Although, I somehow didn’t think that my answers meant I was safe. I thought about that word for awhile. SAFE. Do I feel safe? When was the last time I felt safe really? I walked into my closet and instead of work clothes, I put on my pink velour BCBG track suit and gym shoes, and went back to the living room to shove all the contents of my purse back in there. Safe. Do I feel safe? I kept pondering that word over and over in my head. I called the HR office at my job and left a voicemail stating that I wasn’t feeling quite right, was on my way to the hospital, and would call them and let them know if I was going to be admitted or not. Safe? Hmmm. Safe? I kept mulling that word over and over again in my head as I headed down the stairs and to my car. NO!!!! I don’t feel safe. Something had been subconsciously telling me that I was not safe and guided me through the motions while my mind sat there and had a mini debate in my head. As I walked down the stairs to my car, I pulled out my cellphone again and called Boyfriend. “Hi, you’ve reached…” I waited all the way through to the beep and very calmly said, “Hey honey, it’s me. Something isn’t right and I’m on my way to the hospital. Bye.” I didn’t tell him which of the many Chicago hospitals I was going to. I don’t know if I wanted him to find me or not at that point, all I knew was that I just kept thinking about the balcony, the river and the pavement, and the pills and those thoughts were not going away and I needed help before something stupid happened. I got in my car and began to drive toward the hospital, all the while noticing the walls I could crash into, ditches I could land upside down in, pretty much anything that would cause my demise. Safe? Lord, I was so far away from safe. I was on another planet when it comes to safe.

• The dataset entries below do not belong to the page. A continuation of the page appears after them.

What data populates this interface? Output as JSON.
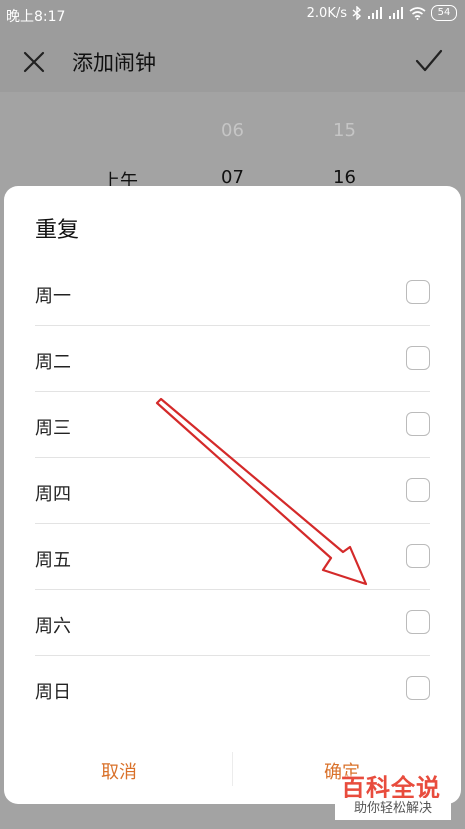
{
  "status_bar": {
    "time": "晚上8:17",
    "speed": "2.0K/s",
    "battery": "54",
    "icons": [
      "bluetooth-icon",
      "signal-icon",
      "signal-icon",
      "wifi-icon",
      "battery-icon"
    ]
  },
  "header": {
    "title": "添加闹钟",
    "close_icon": "close-icon",
    "confirm_icon": "check-icon"
  },
  "time_picker": {
    "period": "上午",
    "hour_prev": "06",
    "hour_selected": "07",
    "minute_prev": "15",
    "minute_selected": "16"
  },
  "dialog": {
    "title": "重复",
    "days": [
      {
        "label": "周一",
        "checked": false
      },
      {
        "label": "周二",
        "checked": false
      },
      {
        "label": "周三",
        "checked": false
      },
      {
        "label": "周四",
        "checked": false
      },
      {
        "label": "周五",
        "checked": false
      },
      {
        "label": "周六",
        "checked": false
      },
      {
        "label": "周日",
        "checked": false
      }
    ],
    "cancel_label": "取消",
    "confirm_label": "确定"
  },
  "watermark": {
    "main": "百科全说",
    "sub": "助你轻松解决"
  },
  "colors": {
    "accent": "#d9712a",
    "overlay": "#9c9c9c",
    "arrow": "#d42a2a",
    "watermark": "#e84c3d"
  }
}
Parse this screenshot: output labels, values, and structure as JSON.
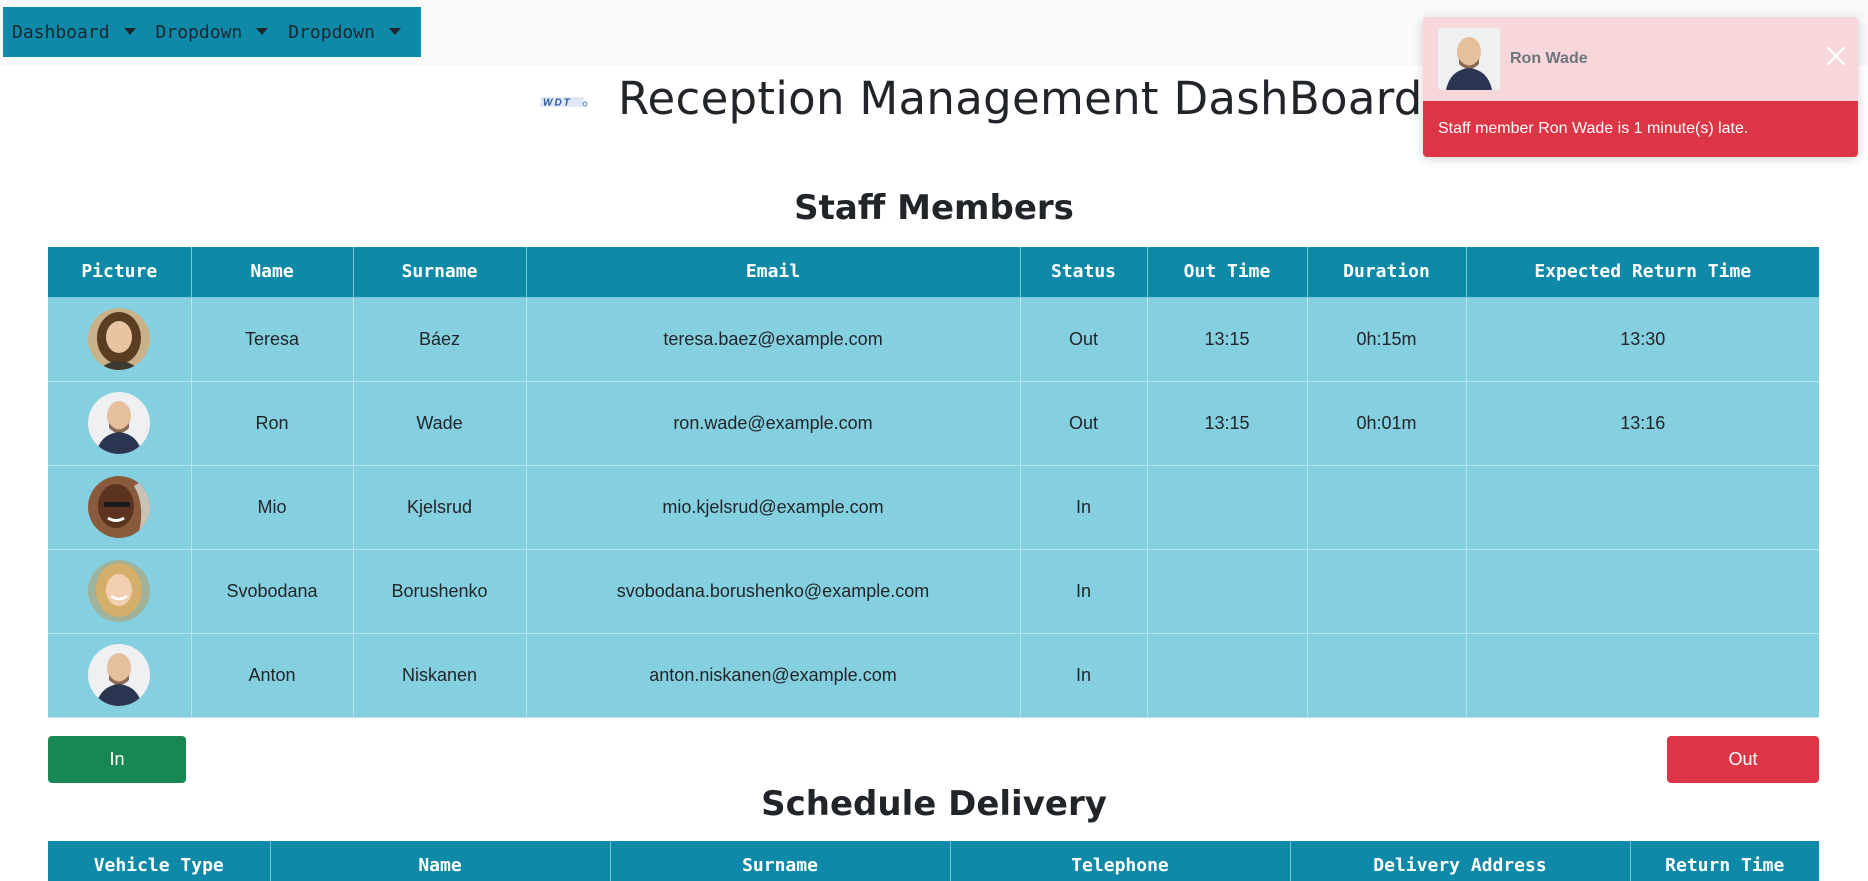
{
  "nav": {
    "items": [
      {
        "label": "Dashboard"
      },
      {
        "label": "Dropdown"
      },
      {
        "label": "Dropdown"
      }
    ]
  },
  "header": {
    "logo_text": "WDT",
    "title": "Reception Management DashBoard"
  },
  "staff": {
    "title": "Staff Members",
    "columns": [
      "Picture",
      "Name",
      "Surname",
      "Email",
      "Status",
      "Out Time",
      "Duration",
      "Expected Return Time"
    ],
    "rows": [
      {
        "name": "Teresa",
        "surname": "Báez",
        "email": "teresa.baez@example.com",
        "status": "Out",
        "out_time": "13:15",
        "duration": "0h:15m",
        "return_time": "13:30",
        "avatar": "woman-brown-hair"
      },
      {
        "name": "Ron",
        "surname": "Wade",
        "email": "ron.wade@example.com",
        "status": "Out",
        "out_time": "13:15",
        "duration": "0h:01m",
        "return_time": "13:16",
        "avatar": "bald-man"
      },
      {
        "name": "Mio",
        "surname": "Kjelsrud",
        "email": "mio.kjelsrud@example.com",
        "status": "In",
        "out_time": "",
        "duration": "",
        "return_time": "",
        "avatar": "man-dark-skin"
      },
      {
        "name": "Svobodana",
        "surname": "Borushenko",
        "email": "svobodana.borushenko@example.com",
        "status": "In",
        "out_time": "",
        "duration": "",
        "return_time": "",
        "avatar": "woman-blonde"
      },
      {
        "name": "Anton",
        "surname": "Niskanen",
        "email": "anton.niskanen@example.com",
        "status": "In",
        "out_time": "",
        "duration": "",
        "return_time": "",
        "avatar": "bald-man"
      }
    ]
  },
  "buttons": {
    "in_label": "In",
    "out_label": "Out",
    "in_color": "#198754",
    "out_color": "#dc3545"
  },
  "delivery": {
    "title": "Schedule Delivery",
    "columns": [
      "Vehicle Type",
      "Name",
      "Surname",
      "Telephone",
      "Delivery Address",
      "Return Time"
    ]
  },
  "toast": {
    "name": "Ron Wade",
    "message": "Staff member Ron Wade is 1 minute(s) late."
  },
  "colors": {
    "accent": "#0e8aa8",
    "row_bg": "#85d0e0",
    "danger": "#dc3545",
    "success": "#198754"
  }
}
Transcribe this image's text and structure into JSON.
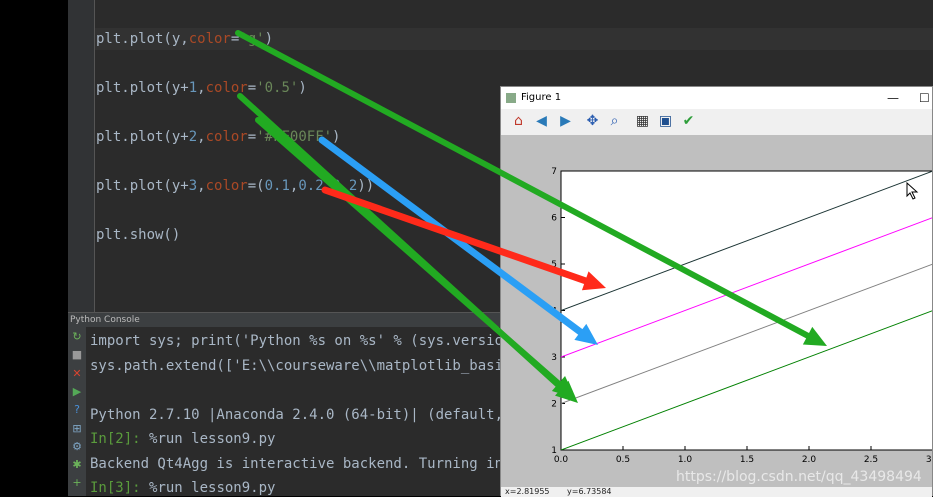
{
  "editor": {
    "lines": [
      {
        "segments": [
          {
            "t": "plt.plot(y,",
            "c": ""
          },
          {
            "t": "color",
            "c": "kw"
          },
          {
            "t": "=",
            "c": ""
          },
          {
            "t": "'g'",
            "c": "str"
          },
          {
            "t": ")",
            "c": ""
          }
        ]
      },
      {
        "segments": [
          {
            "t": "plt.plot(y+",
            "c": ""
          },
          {
            "t": "1",
            "c": "num"
          },
          {
            "t": ",",
            "c": ""
          },
          {
            "t": "color",
            "c": "kw"
          },
          {
            "t": "=",
            "c": ""
          },
          {
            "t": "'0.5'",
            "c": "str"
          },
          {
            "t": ")",
            "c": ""
          }
        ]
      },
      {
        "segments": [
          {
            "t": "plt.plot(y+",
            "c": ""
          },
          {
            "t": "2",
            "c": "num"
          },
          {
            "t": ",",
            "c": ""
          },
          {
            "t": "color",
            "c": "kw"
          },
          {
            "t": "=",
            "c": ""
          },
          {
            "t": "'#FF00FF'",
            "c": "str"
          },
          {
            "t": ")",
            "c": ""
          }
        ]
      },
      {
        "segments": [
          {
            "t": "plt.plot(y+",
            "c": ""
          },
          {
            "t": "3",
            "c": "num"
          },
          {
            "t": ",",
            "c": ""
          },
          {
            "t": "color",
            "c": "kw"
          },
          {
            "t": "=(",
            "c": ""
          },
          {
            "t": "0.1",
            "c": "num"
          },
          {
            "t": ",",
            "c": ""
          },
          {
            "t": "0.2",
            "c": "num"
          },
          {
            "t": ",",
            "c": ""
          },
          {
            "t": "0.2",
            "c": "num"
          },
          {
            "t": "))",
            "c": ""
          }
        ]
      },
      {
        "segments": [
          {
            "t": "plt.show()",
            "c": ""
          }
        ]
      }
    ]
  },
  "console": {
    "title": "Python Console",
    "lines": [
      {
        "segments": [
          {
            "t": "import sys; print('Python %s on %s' % (sys.version",
            "c": ""
          }
        ]
      },
      {
        "segments": [
          {
            "t": "sys.path.extend(['E:\\\\courseware\\\\matplotlib_basic",
            "c": ""
          }
        ]
      },
      {
        "segments": [
          {
            "t": "",
            "c": ""
          }
        ]
      },
      {
        "segments": [
          {
            "t": "Python 2.7.10 |Anaconda 2.4.0 (64-bit)| (default, ",
            "c": ""
          }
        ]
      },
      {
        "segments": [
          {
            "t": "In[2]: ",
            "c": "prompt"
          },
          {
            "t": "%run lesson9.py",
            "c": ""
          }
        ]
      },
      {
        "segments": [
          {
            "t": "Backend Qt4Agg is interactive backend. Turning int",
            "c": ""
          }
        ]
      },
      {
        "segments": [
          {
            "t": "In[3]: ",
            "c": "prompt"
          },
          {
            "t": "%run lesson9.py",
            "c": ""
          }
        ]
      }
    ],
    "tools": [
      {
        "icon": "rerun-icon",
        "glyph": "↻",
        "color": "#6cb35a"
      },
      {
        "icon": "stop-icon",
        "glyph": "■",
        "color": "#999999"
      },
      {
        "icon": "close-icon",
        "glyph": "✕",
        "color": "#d9442f"
      },
      {
        "icon": "run-icon",
        "glyph": "▶",
        "color": "#54a857"
      },
      {
        "icon": "help-icon",
        "glyph": "?",
        "color": "#4a8fd6"
      },
      {
        "icon": "variables-icon",
        "glyph": "⊞",
        "color": "#7fa7c7"
      },
      {
        "icon": "settings-icon",
        "glyph": "⚙",
        "color": "#7fa7c7"
      },
      {
        "icon": "debug-icon",
        "glyph": "✱",
        "color": "#6cb35a"
      },
      {
        "icon": "add-icon",
        "glyph": "+",
        "color": "#6cb35a"
      }
    ]
  },
  "figure": {
    "title": "Figure 1",
    "window_buttons": [
      "—",
      "☐"
    ],
    "toolbar": [
      {
        "icon": "home-icon",
        "glyph": "⌂",
        "color": "#c0392b"
      },
      {
        "icon": "back-icon",
        "glyph": "◀",
        "color": "#2a7ab8"
      },
      {
        "icon": "forward-icon",
        "glyph": "▶",
        "color": "#2a7ab8"
      },
      {
        "icon": "pan-icon",
        "glyph": "✥",
        "color": "#2a5db0"
      },
      {
        "icon": "zoom-icon",
        "glyph": "⌕",
        "color": "#2a5db0"
      },
      {
        "icon": "subplots-icon",
        "glyph": "▦",
        "color": "#333333"
      },
      {
        "icon": "save-icon",
        "glyph": "▣",
        "color": "#1f4f8f"
      },
      {
        "icon": "edit-icon",
        "glyph": "✔",
        "color": "#2e9e3a"
      }
    ],
    "coords_x": "x=2.81955",
    "coords_y": "y=6.73584"
  },
  "chart_data": {
    "type": "line",
    "title": "",
    "xlabel": "",
    "ylabel": "",
    "xlim": [
      0,
      3
    ],
    "ylim": [
      1,
      7
    ],
    "xticks": [
      "0.0",
      "0.5",
      "1.0",
      "1.5",
      "2.0",
      "2.5",
      "3.0"
    ],
    "yticks": [
      "1",
      "2",
      "3",
      "4",
      "5",
      "6",
      "7"
    ],
    "grid": false,
    "series": [
      {
        "color": "#008000",
        "x": [
          0,
          3
        ],
        "y": [
          1,
          4
        ]
      },
      {
        "color": "#808080",
        "x": [
          0,
          3
        ],
        "y": [
          2,
          5
        ]
      },
      {
        "color": "#FF00FF",
        "x": [
          0,
          3
        ],
        "y": [
          3,
          6
        ]
      },
      {
        "color": "#1a3333",
        "x": [
          0,
          3
        ],
        "y": [
          4,
          7
        ]
      }
    ]
  },
  "annotations": {
    "arrows": [
      {
        "color": "#22aa22"
      },
      {
        "color": "#22aa22"
      },
      {
        "color": "#22aa22"
      },
      {
        "color": "#2b9ff5"
      },
      {
        "color": "#ff2a1a"
      }
    ]
  },
  "watermark": "https://blog.csdn.net/qq_43498494"
}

I pulled my car in the Patient Parking garage and walked toward the emergency room as if nothing was wrong and I was just on my way to pay a friendly visit to a loved one at the hospital, not someone who would soon become a patient. I stepped through the automatic glass doors and walked up to the nurse kiosk. When she asked why I was there, I calmly said, “Well, I called the hospital earlier and they connected me with some hotline or something and told me that I probably should come here….” and before I could finish my blabbing my story (I have a habit of babbling), the nurse interrupted and said, “Sweetie, what did you tell the person at the hotline?”
“I want to die. I just want to die,” and as soon as those words were uttered, I was whisked away immediately by a security guard.